Portland State University’s campus newspaper, The Vanguard, has fired an editor following his coverage of an interfaith conference. The paper accused journalist Andy Ngo of endangering a student’s life after he tweeted out a video of the panel, which featured the Muslim student saying that apostasy and atheism must be punishable by death.
Writing for National Review, the former multimedia editor of the campus paper explained how he was fired for unofficially covering the event, which included speakers from Muslim, Hindu, Jewish, Christian and atheist backgrounds.
The unnamed Muslim student speaker took a question from the audience, who asked him if the religion permitted killing atheists and apostates for their religious views. The panelist responded in the affirmative, stating that under “Quranic law,” being a non-believer is considered criminal in countries that impose it.
He added: “So in that case, you are given the liberty to leave the country. I am not going to sugarcoat it. So if you go to a different country…but in a Muslim country, a country based on Quranic law, disbelieving or being an infidel, is not allowed, so you will be given the choice.”
In other words, apostates and atheists can either choose to leave or suffer the consequences where such strict interpretations of the law are imposed.
— Andy C. Ngo (@MrAndyNgo) April 27, 2017
Ngo posted an extended clip of the exchange shortly after, to provide full context for the discussion. Regardless, The Vanguard claims the video is being shared “widely out of context.”
Describing it as a “misunderstanding gone viral,” the campus paper repudiated Ngo for sharing the video and blamed his tweets for becoming a topic of discussion on “right-leaning media outlets.” Breitbart published coverage of the event with Ngo’s tweets several days before The Vanguard covered it, apparently as a response to the dust it kicked up.
The Vanguard says that the Muslim student “had a feeling he may have misspoke,” and that he was now “concerned for his safety and for how the misinterpretation and misrepresentation could affect his family and community.”
Benjamin Ramey, a secular humanist who represented the Freethinkers of PSU at the panel, disagrees with The Vanguard’s assessment.
“As one of the panelists present at this event I would like to say that this speech is not taken out of context,” Ramey said on Twitter.
PSU Assistant Professor of Philosophy Peter Boghossian weighed in on the conversation and said: ““The same people who want to punch ‘Nazis’ are completely silent when it comes to certain people advocating mass murder.”
In National Review, Ngo says that The Vanguard editor-in-chief Colleen Leary called him into a meeting with managing editor Tim Sullivan, and newspaper advisor Reaz Mahmood. The team admonished him for sharing the unedited video clip on social media.

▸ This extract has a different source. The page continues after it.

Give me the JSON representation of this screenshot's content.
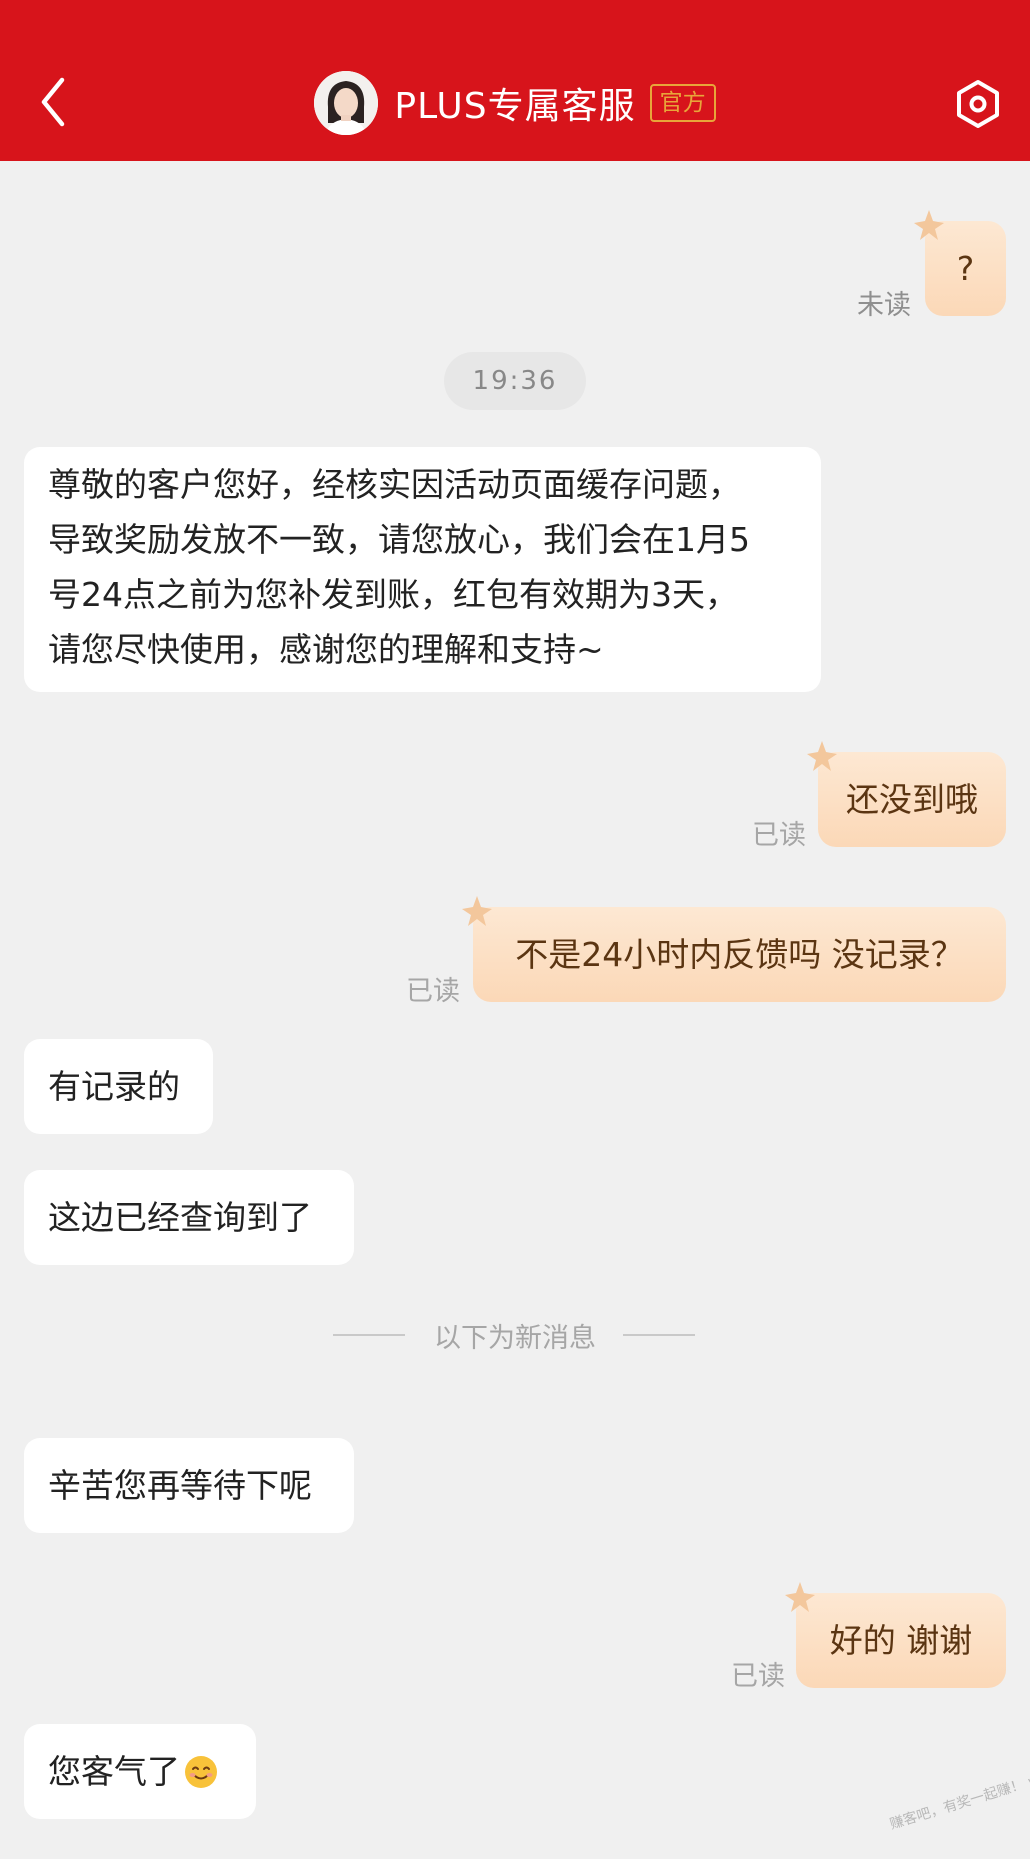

Despite never sharing the Muslim panelist’s name, he was fired for supposedly “endangering” the student’s life with a report that inconvenienced the student paper. Ngo writes:

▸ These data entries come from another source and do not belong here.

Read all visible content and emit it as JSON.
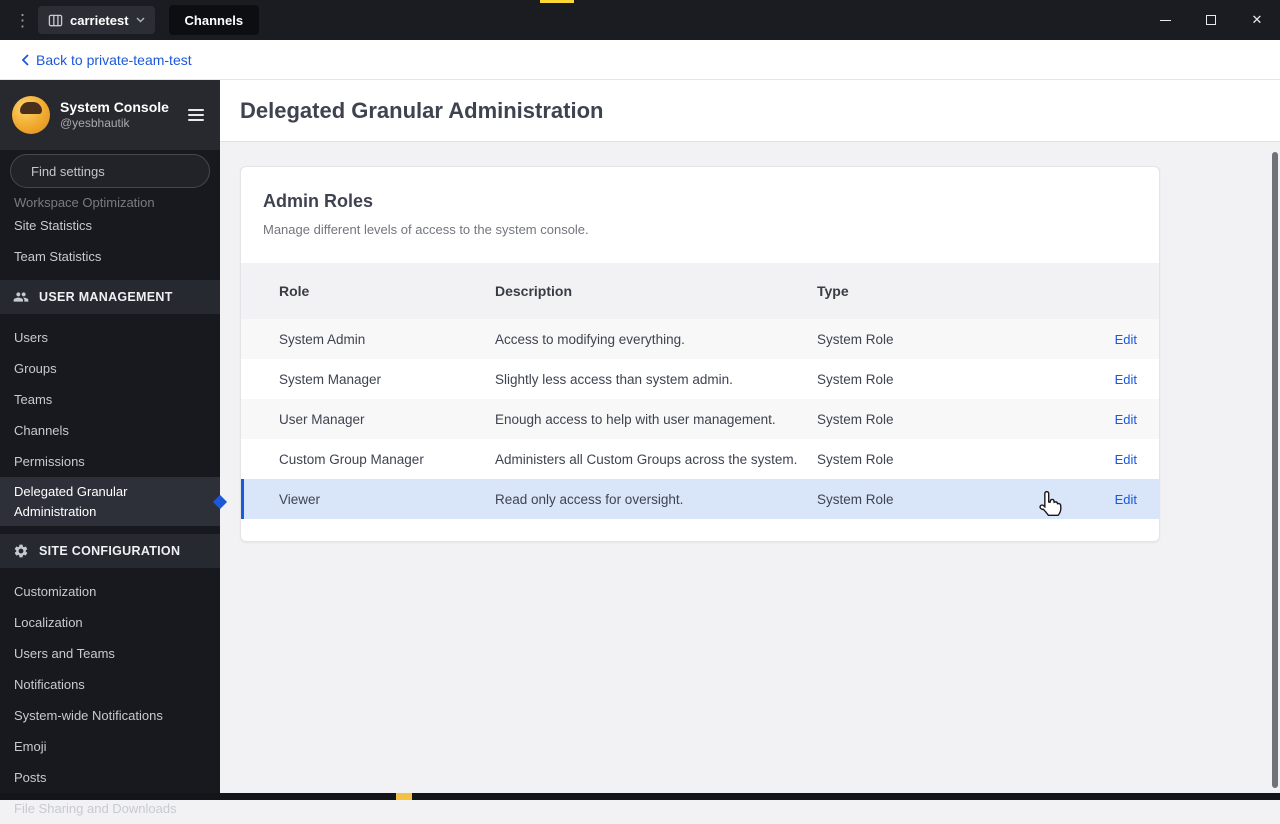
{
  "window": {
    "team_name": "carrietest",
    "tab": "Channels",
    "icons": {
      "kebab": "⋮",
      "close": "✕"
    }
  },
  "back_bar": {
    "label": "Back to private-team-test"
  },
  "page": {
    "title": "Delegated Granular Administration"
  },
  "sidebar": {
    "title": "System Console",
    "subtitle": "@yesbhautik",
    "search_placeholder": "Find settings",
    "items_top": [
      "Workspace Optimization",
      "Site Statistics",
      "Team Statistics"
    ],
    "section_user_mgmt": {
      "label": "USER MANAGEMENT",
      "items": [
        "Users",
        "Groups",
        "Teams",
        "Channels",
        "Permissions"
      ],
      "active_item": "Delegated Granular Administration"
    },
    "section_site_config": {
      "label": "SITE CONFIGURATION",
      "items": [
        "Customization",
        "Localization",
        "Users and Teams",
        "Notifications",
        "System-wide Notifications",
        "Emoji",
        "Posts",
        "File Sharing and Downloads"
      ]
    }
  },
  "card": {
    "title": "Admin Roles",
    "subtitle": "Manage different levels of access to the system console."
  },
  "table": {
    "columns": [
      "Role",
      "Description",
      "Type"
    ],
    "edit_label": "Edit",
    "rows": [
      {
        "role": "System Admin",
        "description": "Access to modifying everything.",
        "type": "System Role"
      },
      {
        "role": "System Manager",
        "description": "Slightly less access than system admin.",
        "type": "System Role"
      },
      {
        "role": "User Manager",
        "description": "Enough access to help with user management.",
        "type": "System Role"
      },
      {
        "role": "Custom Group Manager",
        "description": "Administers all Custom Groups across the system.",
        "type": "System Role"
      },
      {
        "role": "Viewer",
        "description": "Read only access for oversight.",
        "type": "System Role"
      }
    ]
  },
  "colors": {
    "accent": "#1c58d9",
    "row_highlight": "#d9e6f9"
  }
}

My editor [Leary], whom I deeply respected at the time, called me “predatory” and “reckless,” telling me I had put the life and well-being of the Muslim student and his family at risk. She said that my tweets implied the student advocated the killing of atheists. Another person [Mahmood] in the meeting said I should have taken into account the plight of victimized groups in the “current political climate.” The editor claimed I had “violated the paper’s ethical standards” by not “minimizing harm” toward the speaker.

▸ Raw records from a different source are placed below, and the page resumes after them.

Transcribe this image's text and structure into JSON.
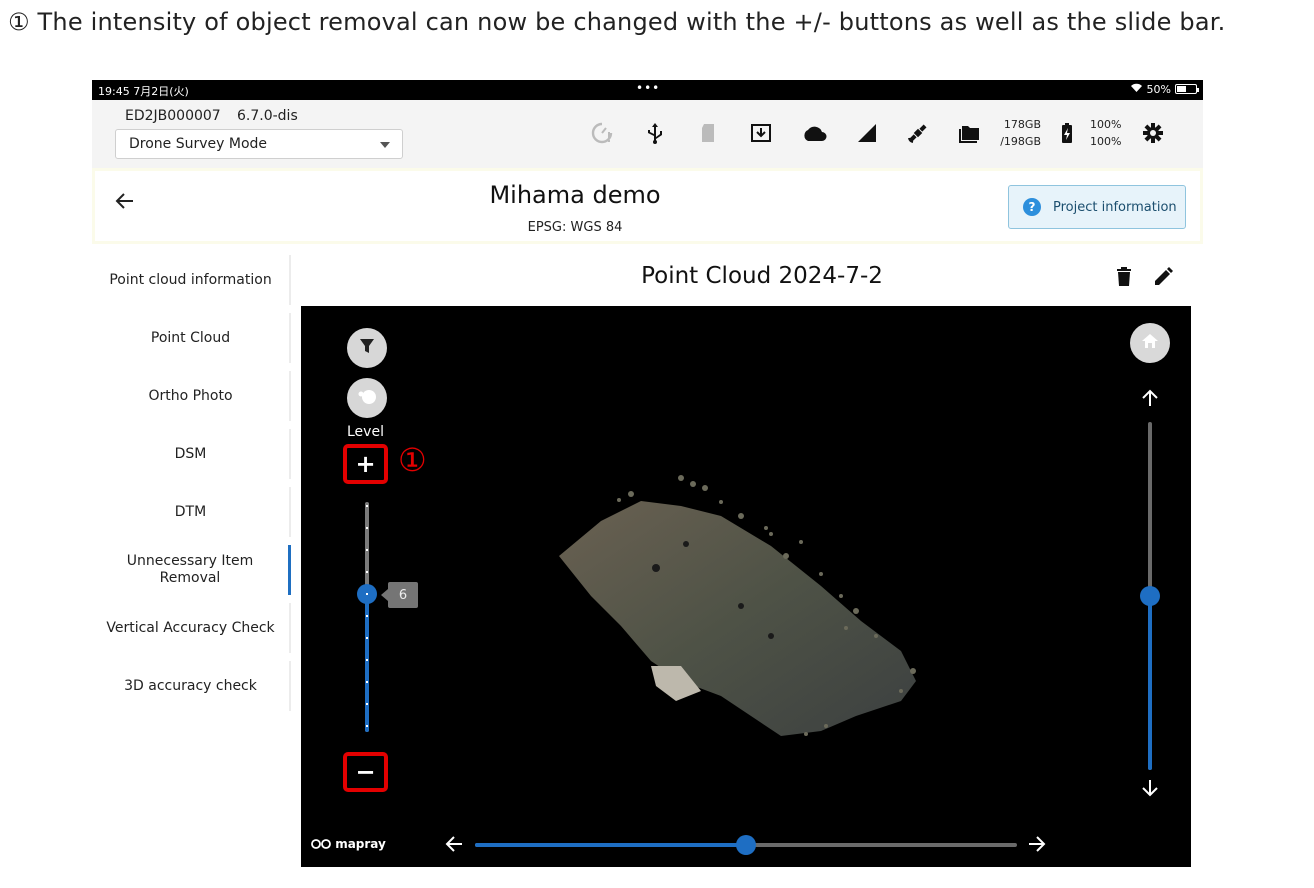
{
  "caption": "① The intensity of  object removal can now be changed with the +/- buttons as well as the slide bar.",
  "status_bar": {
    "time": "19:45  7月2日(火)",
    "dots": "•••",
    "battery": "50%"
  },
  "toolbar": {
    "device_id": "ED2JB000007",
    "firmware": "6.7.0-dis",
    "mode_value": "Drone Survey Mode",
    "storage_used": "178GB",
    "storage_total": "/198GB",
    "battery_1": "100%",
    "battery_2": "100%"
  },
  "project": {
    "title": "Mihama demo",
    "epsg": "EPSG: WGS 84",
    "info_button": "Project information"
  },
  "sidebar": {
    "items": [
      {
        "label": "Point cloud information",
        "active": false
      },
      {
        "label": "Point Cloud",
        "active": false
      },
      {
        "label": "Ortho Photo",
        "active": false
      },
      {
        "label": "DSM",
        "active": false
      },
      {
        "label": "DTM",
        "active": false
      },
      {
        "label": "Unnecessary Item Removal",
        "active": true
      },
      {
        "label": "Vertical Accuracy Check",
        "active": false
      },
      {
        "label": "3D accuracy check",
        "active": false
      }
    ]
  },
  "main": {
    "title": "Point Cloud 2024-7-2"
  },
  "viewer": {
    "level_label": "Level",
    "plus_label": "+",
    "minus_label": "−",
    "marker": "①",
    "level_value": "6",
    "logo_text": "mapray",
    "accent_color": "#1e6ec3",
    "highlight_color": "#e30000",
    "level_slider_fraction": 0.6,
    "vertical_slider_fraction": 0.5,
    "horizontal_slider_fraction": 0.5
  }
}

The Vanguard’s coverage of the event and the ensuing fallout states that the paper is “committed to minimizing harm,” and abiding by the Society of Professional Journalists’ Code of Ethics, as if Ngo had personally violated them by sharing unedited footage of the panel exchange. It calls the event’s coverage on “markedly biased media outlets” a “type of dangerous misrepresentation.”
Ironically, The Vanguard’s efforts to censure Ngo to preserve a narrative is precisely everything the SPJ’s Code of Ethics is designed to safeguard against.
I asked Andy Ngo what he thought whether Mahmood intended for him to censor himself with the comment on taking the plight of victimized groups “in the current political climate” into account. Ngo says:
“As you know, those who work in media never use the word ‘censor’ even if that is what they mean in practice. The media adviser said I should have known better than to share the video of the Muslim panelist since I attended a mandatory training session on social justice in the media.
At the training, we were taught to always consider which groups of people are ‘privileged’ and which are ‘oppressed’ in our work as leaders of student media. Non-Christians were defined as targets of oppression.
I transgressed by treating the Muslim panelist the same way I’ve treated others in my multimedia tweets.”
Given the outcome of Ngo’s coverage of the panel, I asked him what he thought of the enforcement of “acceptable narratives” in the media, and its effects on journalism.
“The perpetuation of ‘acceptable narratives’ in journalism weakens media as a whole,” Ngo says. “It is a media sickness that affects all political slants and biases. It gives too much power to the few decision-makers at the top to determine what truths people can or should know.”
“It’s no secret that the American public are highly distrustful of news media,” he added. “An unfortunate outcome is that many are turning to only social media instead, where disinformation runs rampant. It’s time we start valuing truth and accuracy over ideology and narrative.”